A leading vaccine scientist is “optimistic” the UK will achieve herd immunity against Covid-19 despite the spread of the Indian variant.
Prof Adam Finn, a paediatrician and government vaccine adviser, said on Thursday the country could still beat the disease if uptake of the vaccine remained high.
"We're now confronted with, yet again, another version of the virus and we're still in the process of understanding how infectious it is," he told BBC's Radio 4 Today programme.
"The proportion of the population and the evenness with which you give them the vaccine ultimately will determine when you achieve population immunity for any infection.

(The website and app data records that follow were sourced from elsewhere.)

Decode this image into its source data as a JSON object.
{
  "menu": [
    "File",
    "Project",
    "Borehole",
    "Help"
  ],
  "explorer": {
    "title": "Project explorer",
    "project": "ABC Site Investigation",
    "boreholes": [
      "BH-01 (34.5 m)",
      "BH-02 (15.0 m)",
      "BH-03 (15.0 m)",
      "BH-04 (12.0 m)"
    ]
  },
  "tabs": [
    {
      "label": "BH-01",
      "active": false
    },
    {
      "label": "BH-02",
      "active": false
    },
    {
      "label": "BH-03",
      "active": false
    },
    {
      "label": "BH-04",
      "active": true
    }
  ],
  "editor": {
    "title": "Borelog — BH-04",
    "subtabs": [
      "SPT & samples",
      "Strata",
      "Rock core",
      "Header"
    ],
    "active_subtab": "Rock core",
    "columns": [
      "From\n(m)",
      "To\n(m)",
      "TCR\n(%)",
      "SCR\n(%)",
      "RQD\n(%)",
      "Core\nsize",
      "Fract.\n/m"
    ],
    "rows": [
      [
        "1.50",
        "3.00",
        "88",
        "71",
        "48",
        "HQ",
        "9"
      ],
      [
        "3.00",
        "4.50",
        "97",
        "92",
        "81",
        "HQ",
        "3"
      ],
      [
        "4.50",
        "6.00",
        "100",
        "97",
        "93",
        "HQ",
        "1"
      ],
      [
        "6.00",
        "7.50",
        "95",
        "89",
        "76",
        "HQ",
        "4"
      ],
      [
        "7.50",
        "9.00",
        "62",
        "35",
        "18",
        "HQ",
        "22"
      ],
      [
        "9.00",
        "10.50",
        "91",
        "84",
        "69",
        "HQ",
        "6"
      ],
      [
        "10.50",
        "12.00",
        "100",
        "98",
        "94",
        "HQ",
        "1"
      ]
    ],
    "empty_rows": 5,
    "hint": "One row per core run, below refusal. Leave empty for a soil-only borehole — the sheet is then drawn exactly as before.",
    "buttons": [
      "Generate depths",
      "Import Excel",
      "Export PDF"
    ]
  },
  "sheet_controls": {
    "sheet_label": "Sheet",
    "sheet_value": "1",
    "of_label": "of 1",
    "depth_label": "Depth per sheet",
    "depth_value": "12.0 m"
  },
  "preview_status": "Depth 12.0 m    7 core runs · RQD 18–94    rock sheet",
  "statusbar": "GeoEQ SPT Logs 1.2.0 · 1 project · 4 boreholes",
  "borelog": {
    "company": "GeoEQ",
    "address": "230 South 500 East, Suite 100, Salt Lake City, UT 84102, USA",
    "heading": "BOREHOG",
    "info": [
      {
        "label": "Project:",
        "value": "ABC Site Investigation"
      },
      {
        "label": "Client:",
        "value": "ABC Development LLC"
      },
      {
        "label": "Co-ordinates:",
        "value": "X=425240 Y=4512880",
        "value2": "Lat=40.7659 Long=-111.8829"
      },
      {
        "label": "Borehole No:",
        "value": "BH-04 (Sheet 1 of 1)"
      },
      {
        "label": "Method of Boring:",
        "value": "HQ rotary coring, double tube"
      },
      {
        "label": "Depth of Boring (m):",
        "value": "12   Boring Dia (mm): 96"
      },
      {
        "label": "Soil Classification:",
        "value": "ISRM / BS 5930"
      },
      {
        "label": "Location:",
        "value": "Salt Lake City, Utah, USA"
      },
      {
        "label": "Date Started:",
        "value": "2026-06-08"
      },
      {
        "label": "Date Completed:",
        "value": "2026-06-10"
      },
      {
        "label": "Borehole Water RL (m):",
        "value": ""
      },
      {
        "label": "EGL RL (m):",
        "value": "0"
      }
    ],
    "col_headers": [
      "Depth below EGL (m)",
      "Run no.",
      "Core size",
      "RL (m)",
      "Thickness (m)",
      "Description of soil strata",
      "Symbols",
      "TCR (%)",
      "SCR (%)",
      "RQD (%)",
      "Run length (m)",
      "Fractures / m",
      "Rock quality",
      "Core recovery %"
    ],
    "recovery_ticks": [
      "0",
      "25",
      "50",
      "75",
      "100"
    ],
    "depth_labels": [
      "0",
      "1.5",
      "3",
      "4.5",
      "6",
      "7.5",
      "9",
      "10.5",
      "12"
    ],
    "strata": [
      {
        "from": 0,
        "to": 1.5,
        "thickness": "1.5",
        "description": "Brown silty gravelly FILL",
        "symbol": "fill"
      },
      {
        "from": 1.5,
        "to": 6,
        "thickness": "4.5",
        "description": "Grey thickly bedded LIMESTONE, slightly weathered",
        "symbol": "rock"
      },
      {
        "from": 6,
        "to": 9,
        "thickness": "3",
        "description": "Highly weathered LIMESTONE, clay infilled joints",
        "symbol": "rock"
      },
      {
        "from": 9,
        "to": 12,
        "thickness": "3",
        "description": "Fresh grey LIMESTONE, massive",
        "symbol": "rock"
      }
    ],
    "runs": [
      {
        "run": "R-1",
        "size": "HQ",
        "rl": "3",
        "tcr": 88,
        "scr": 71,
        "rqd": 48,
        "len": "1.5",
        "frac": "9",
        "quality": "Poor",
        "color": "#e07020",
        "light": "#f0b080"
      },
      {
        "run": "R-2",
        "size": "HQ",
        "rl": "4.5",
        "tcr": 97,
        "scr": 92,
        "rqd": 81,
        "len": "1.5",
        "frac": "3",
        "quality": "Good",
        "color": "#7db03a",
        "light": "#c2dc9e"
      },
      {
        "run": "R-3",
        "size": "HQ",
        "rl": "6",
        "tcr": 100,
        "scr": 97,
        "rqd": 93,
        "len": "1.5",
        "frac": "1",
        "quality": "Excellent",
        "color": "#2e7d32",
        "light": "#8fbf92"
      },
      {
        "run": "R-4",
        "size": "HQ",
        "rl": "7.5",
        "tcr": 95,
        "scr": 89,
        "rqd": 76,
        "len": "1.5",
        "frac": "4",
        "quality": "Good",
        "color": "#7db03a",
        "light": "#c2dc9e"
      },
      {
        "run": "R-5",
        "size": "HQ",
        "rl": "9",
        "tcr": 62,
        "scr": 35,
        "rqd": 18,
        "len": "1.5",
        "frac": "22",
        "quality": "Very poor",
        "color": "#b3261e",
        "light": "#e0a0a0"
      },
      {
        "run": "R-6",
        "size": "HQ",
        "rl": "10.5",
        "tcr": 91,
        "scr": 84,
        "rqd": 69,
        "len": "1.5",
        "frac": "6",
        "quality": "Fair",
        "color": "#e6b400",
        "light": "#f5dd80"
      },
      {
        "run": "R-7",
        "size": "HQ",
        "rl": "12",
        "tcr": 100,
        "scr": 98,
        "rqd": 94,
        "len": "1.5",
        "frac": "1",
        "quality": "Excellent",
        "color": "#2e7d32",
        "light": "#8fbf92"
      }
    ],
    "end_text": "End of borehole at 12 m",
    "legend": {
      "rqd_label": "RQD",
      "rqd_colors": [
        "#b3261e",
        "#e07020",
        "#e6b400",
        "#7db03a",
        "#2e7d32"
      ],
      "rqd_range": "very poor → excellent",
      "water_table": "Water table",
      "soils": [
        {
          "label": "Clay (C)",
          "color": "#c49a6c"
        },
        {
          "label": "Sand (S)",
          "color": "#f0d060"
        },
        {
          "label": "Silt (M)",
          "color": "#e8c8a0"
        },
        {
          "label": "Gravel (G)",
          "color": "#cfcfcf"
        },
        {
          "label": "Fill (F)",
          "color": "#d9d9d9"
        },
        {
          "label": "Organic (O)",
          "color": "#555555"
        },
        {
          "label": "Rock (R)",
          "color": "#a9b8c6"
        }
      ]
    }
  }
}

I'm optimistic that we, particularly in the UK, with the high coverage we're achieving and the extremely effective vaccines we've got, that we can achieve population immunity."
Prime Minister Boris Johnson is also increasingly confident that the final stage of lockdown easing will take place on June 21.
He said there was "nothing conclusive" in the data that means England "would have to deviate from the roadmap".
"We have increasing confidence that vaccines are effective against all variants, including the Indian variant."
The number of confirmed cases of the India variant rose to 2,967 on Wednesday – up 28 per cent from Monday’s 2,323.
However, England’s deputy chief medical officer Jonathan Van-Tam said hospital admissions remained “fairly flat” in variant hotspots.
He said the India variant could be between 20 and 30 per cent more infectious than the strain first identified in England, but vaccines would guard against serious illness.
“I pitch this personally as a straight race between the transmissibility of this new variant … and vaccine delivery,” he said.
“The NHS is doing everything it can to turbo-boost that, and that is the challenge that’s ahead of us in the next two to three to four weeks, to make sure that we outrun the virus through really vigorous pull-through on vaccine delivery.”
The UK opened its vaccination programme to those aged 34 and above on Wednesday.
More than 70 per cent of the adult population has received the first dose, and nearly 40 per cent are fully vaccinated, government data shows.